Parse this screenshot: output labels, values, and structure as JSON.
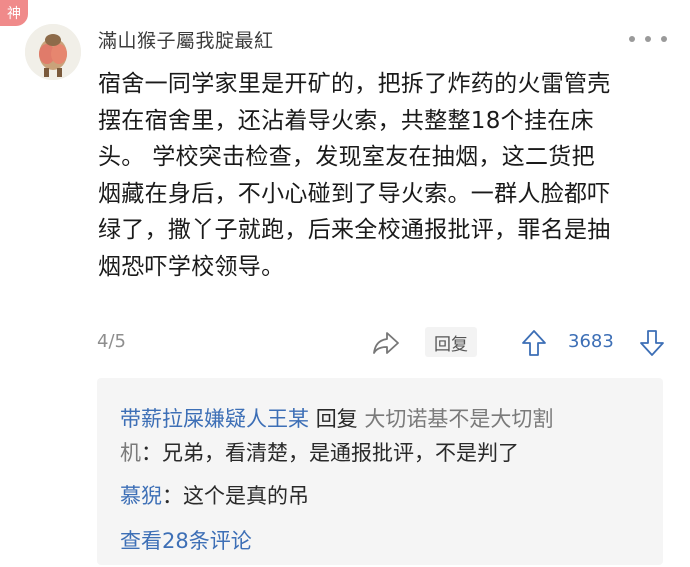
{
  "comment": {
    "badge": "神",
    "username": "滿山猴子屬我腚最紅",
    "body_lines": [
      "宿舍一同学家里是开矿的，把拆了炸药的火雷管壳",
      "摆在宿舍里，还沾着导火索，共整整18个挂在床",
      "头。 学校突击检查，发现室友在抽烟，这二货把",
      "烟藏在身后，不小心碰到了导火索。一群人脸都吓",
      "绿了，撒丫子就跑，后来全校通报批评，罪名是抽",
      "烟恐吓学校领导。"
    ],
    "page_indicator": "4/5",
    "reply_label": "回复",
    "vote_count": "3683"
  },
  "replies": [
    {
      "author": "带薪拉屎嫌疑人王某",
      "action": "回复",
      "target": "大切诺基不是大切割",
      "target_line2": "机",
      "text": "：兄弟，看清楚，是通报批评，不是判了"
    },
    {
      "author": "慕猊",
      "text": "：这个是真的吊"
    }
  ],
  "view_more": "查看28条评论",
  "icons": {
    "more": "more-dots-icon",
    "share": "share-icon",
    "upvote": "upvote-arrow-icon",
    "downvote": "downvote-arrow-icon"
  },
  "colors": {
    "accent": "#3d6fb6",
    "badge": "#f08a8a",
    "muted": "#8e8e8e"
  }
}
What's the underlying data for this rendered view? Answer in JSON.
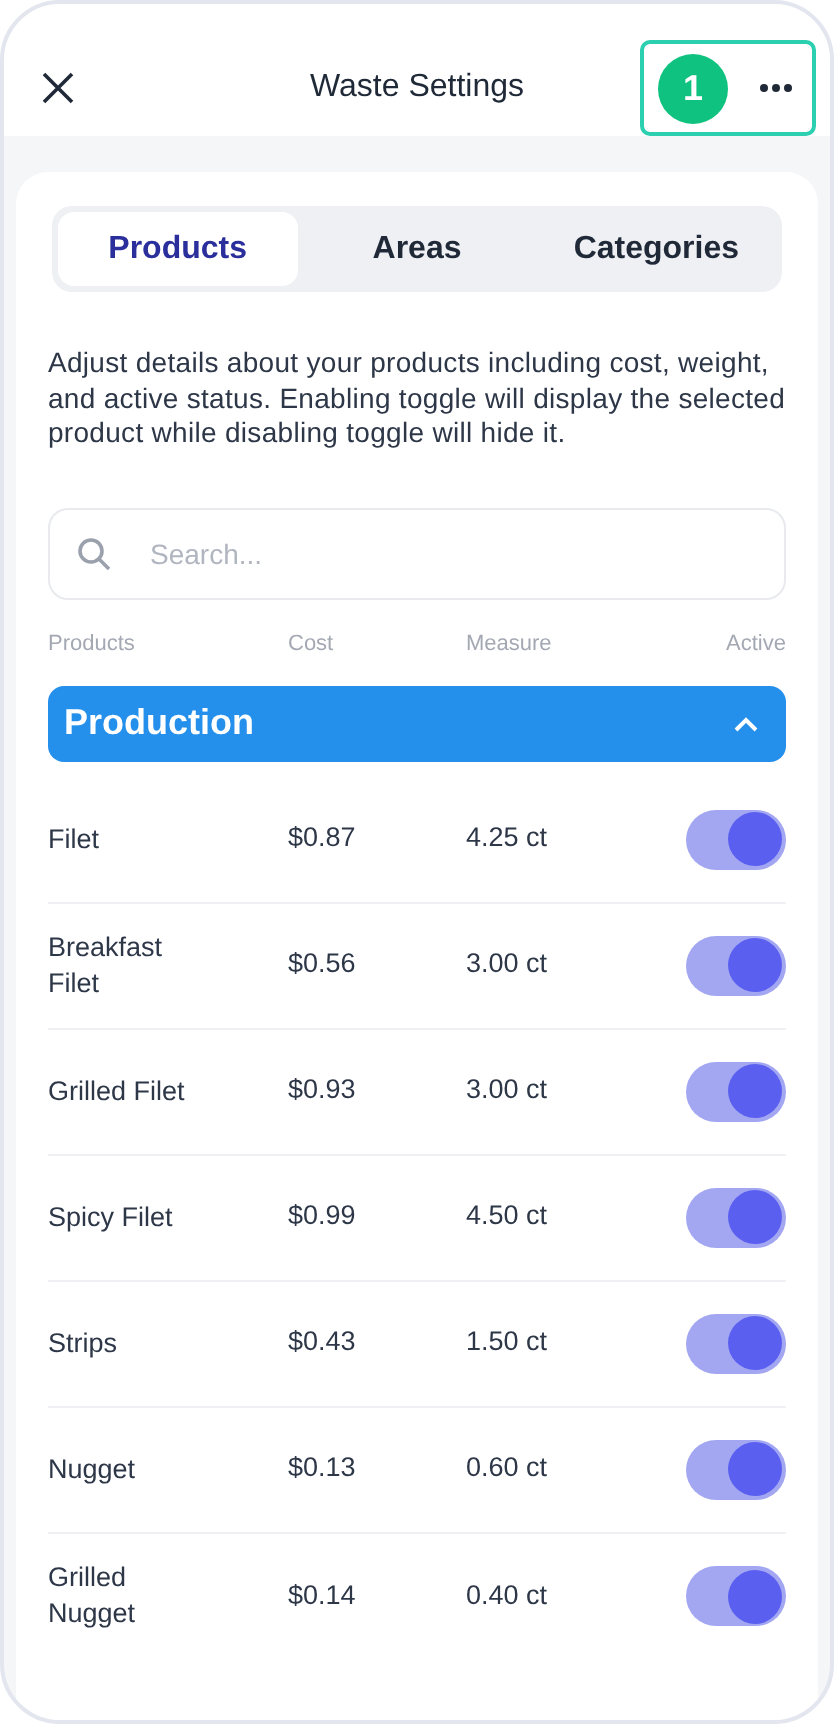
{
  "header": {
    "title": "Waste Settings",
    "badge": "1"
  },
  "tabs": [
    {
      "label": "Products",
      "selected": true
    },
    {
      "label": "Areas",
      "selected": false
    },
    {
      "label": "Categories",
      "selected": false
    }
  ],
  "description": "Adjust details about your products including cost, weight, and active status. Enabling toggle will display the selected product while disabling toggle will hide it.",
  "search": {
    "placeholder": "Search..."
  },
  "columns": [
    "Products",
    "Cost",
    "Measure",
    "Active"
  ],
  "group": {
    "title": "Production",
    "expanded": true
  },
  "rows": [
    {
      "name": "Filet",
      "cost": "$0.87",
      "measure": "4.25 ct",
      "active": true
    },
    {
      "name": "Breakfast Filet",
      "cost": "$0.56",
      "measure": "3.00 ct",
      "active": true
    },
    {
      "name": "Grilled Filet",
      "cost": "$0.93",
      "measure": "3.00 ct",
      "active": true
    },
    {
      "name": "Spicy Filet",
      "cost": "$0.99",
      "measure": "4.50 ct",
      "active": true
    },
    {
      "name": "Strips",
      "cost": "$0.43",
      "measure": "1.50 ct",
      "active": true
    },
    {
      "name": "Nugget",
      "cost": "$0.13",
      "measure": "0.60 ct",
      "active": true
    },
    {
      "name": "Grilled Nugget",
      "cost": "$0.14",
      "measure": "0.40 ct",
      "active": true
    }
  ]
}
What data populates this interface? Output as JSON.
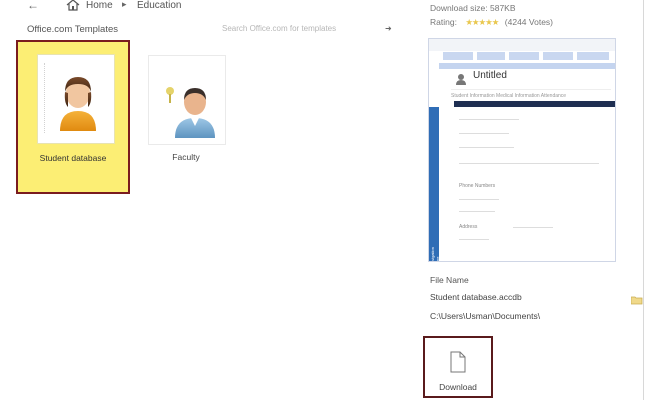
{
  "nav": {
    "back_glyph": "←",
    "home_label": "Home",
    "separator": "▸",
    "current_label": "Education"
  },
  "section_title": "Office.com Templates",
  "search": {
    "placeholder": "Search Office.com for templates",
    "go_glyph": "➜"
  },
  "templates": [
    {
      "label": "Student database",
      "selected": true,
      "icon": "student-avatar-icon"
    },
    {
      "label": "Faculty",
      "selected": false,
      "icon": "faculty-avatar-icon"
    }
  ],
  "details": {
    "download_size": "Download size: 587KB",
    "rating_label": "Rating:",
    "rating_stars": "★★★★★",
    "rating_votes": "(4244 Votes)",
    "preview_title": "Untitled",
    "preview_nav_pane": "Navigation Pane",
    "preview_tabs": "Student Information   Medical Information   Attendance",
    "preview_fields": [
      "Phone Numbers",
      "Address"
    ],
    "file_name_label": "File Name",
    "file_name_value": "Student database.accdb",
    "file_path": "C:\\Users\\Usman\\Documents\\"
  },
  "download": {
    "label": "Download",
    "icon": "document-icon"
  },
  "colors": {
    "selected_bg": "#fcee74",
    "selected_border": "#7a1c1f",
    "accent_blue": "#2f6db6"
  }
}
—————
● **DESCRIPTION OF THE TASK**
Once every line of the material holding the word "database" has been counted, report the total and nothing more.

● **RESPONSE FOR THIS EXERCISE**
2